Read more at Washington Institute for Near East Policy

More about: Bahrain, Hizballah, Iran, Politics & Current Affairs, Saudi Arabia

How the U.S. Can Strike at Iran without Risking War

In his testimony before Congress on Tuesday, Michael Doran urged the U.S. to pursue a policy of rolling back Iranian influence in the Middle East, and explained how this can be accomplished. (Video of the testimony, along with the full text, are available at the link below.)
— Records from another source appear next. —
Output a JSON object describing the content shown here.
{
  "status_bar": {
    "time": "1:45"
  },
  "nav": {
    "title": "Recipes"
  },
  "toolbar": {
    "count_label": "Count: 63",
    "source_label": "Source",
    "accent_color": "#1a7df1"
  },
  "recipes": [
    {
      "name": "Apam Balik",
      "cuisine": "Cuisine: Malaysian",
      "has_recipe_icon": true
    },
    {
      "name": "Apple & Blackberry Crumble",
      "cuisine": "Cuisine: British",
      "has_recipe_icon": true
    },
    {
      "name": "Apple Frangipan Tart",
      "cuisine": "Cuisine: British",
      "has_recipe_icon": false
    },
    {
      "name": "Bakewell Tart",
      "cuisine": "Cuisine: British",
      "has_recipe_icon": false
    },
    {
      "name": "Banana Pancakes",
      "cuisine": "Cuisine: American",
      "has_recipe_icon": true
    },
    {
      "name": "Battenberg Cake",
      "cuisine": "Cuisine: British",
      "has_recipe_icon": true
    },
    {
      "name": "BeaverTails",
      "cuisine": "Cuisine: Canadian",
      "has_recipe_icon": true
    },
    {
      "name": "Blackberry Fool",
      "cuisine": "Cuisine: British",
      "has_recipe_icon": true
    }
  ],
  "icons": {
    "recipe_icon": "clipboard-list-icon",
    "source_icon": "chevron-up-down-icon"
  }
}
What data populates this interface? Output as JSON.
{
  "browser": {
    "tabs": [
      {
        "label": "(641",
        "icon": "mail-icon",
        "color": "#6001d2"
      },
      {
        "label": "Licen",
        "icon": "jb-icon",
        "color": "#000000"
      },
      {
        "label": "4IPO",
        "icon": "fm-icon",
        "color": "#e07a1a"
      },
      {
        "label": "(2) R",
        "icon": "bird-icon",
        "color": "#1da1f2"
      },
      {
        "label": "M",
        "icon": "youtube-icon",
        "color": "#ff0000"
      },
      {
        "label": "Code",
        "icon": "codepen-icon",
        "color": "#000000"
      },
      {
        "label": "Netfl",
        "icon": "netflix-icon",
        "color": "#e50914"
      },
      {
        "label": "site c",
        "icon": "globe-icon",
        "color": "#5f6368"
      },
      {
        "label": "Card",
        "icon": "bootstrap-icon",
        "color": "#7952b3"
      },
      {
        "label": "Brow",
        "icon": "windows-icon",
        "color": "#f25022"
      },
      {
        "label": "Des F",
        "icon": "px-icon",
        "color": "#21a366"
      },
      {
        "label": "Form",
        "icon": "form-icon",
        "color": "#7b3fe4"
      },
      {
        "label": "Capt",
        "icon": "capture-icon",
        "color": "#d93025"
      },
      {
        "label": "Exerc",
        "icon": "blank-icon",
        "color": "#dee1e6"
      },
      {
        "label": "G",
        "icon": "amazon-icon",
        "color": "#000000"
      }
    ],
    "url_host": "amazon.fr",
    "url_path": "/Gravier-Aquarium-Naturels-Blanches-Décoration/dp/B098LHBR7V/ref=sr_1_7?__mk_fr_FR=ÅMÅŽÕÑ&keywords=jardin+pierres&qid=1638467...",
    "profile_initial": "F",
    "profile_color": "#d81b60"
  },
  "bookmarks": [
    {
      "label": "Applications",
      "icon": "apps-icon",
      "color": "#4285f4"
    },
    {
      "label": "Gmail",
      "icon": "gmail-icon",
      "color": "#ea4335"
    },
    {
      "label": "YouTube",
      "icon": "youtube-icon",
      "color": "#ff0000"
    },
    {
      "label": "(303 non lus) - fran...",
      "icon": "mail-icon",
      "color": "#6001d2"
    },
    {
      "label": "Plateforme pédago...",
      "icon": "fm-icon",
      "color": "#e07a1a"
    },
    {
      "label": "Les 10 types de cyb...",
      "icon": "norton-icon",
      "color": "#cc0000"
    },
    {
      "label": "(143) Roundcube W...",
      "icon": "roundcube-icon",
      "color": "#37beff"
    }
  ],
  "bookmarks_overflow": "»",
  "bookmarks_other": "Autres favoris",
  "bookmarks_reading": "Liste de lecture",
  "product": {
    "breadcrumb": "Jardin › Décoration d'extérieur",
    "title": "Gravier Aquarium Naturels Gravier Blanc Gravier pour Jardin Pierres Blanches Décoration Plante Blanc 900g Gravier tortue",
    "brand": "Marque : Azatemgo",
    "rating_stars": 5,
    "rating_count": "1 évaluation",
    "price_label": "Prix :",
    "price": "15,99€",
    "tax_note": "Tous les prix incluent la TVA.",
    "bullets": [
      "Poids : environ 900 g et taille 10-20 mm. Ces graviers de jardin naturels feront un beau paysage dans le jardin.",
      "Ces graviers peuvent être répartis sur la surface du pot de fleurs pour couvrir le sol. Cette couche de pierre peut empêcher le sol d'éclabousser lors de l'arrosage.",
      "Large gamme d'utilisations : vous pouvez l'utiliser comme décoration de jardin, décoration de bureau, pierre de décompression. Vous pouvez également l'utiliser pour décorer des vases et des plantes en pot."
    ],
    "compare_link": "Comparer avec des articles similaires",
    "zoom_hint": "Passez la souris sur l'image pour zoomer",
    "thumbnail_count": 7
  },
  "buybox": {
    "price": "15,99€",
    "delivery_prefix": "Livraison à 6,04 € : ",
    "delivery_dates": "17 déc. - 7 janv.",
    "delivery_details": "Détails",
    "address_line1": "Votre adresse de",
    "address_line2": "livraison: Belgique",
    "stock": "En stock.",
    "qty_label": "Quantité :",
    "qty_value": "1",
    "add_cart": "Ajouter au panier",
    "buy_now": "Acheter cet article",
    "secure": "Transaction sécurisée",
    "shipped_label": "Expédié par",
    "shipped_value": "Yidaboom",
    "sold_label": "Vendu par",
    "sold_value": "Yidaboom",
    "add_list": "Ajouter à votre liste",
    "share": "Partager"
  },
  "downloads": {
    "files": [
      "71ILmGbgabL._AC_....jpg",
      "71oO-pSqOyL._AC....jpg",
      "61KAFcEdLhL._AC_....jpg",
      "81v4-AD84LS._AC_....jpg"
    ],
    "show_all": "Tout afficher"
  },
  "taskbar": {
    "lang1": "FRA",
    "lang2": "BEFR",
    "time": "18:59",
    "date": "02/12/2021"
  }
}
The United States . . . has indirect ways of striking at Iran—ways that do not risk drawing the United States into a quagmire. The easiest of these is to support allies who are already in the fight. . . . In contrast to the United States, Israel is already engaged in military operations whose stated goal is to drive Iran from Syria. We should therefore ask ourselves what actions we might take to strengthen Israel’s hand. Militarily, these might include, on the passive end of the spectrum, positioning our forces so as to deter Russian counterattacks against Israel. On the [more active] end, they might include arming and training Syrian forces to engage in operations against Iran and its proxies—much as we armed the mujahedin in Afghanistan in the 1980s.

Diplomatically, the United States might associate itself much more directly with the red lines that Israel has announced regarding the Iranian presence in Syria. Israel has, for example, called for pushing Iran and its proxies away from its border on the Golan Heights. Who is prepared to say that Washington has done all in its power to demonstrate to Moscow that it fully supports this goal? In short, a policy of greater coordination with Jerusalem is both possible and desirable.

In Yemen, too, greater coordination with Saudi Arabia is worth pursuing. . . . In Lebanon and Iraq, conditions will not support a hard rollback policy. In these countries the goal should be to shift the policy away from a modus vivendi [with Iran] and in the direction of containment. In Iraq, the priority, of course, is the dismantling of the militia infrastructure that the Iranians have built. In Lebanon, [it should be] using sanctions to force the Lebanese banking sector to choose between doing business with Hizballah and Iran and doing business with the United States and its financial institutions. . . .

Iran will not take a coercive American policy sitting down. It will strike back—and it will do so cleverly. . . . It almost goes without saying that the United States should begin working with its allies now to develop contingency plans for countering the tactics [Tehran is likely to use]. I say “almost” because I know from experience in the White House that contingency planning is something we extol much more than we conduct. As obvious as these tactics [against us] are, they have often taken Western decision makers by surprise, and they have proved effective in wearing down Western resolve.

Read more at Hudson

More about: Iran, Israeli Security, Lebanon, Saudi Arabia, Syria, U.S. Foreign policy, Yemen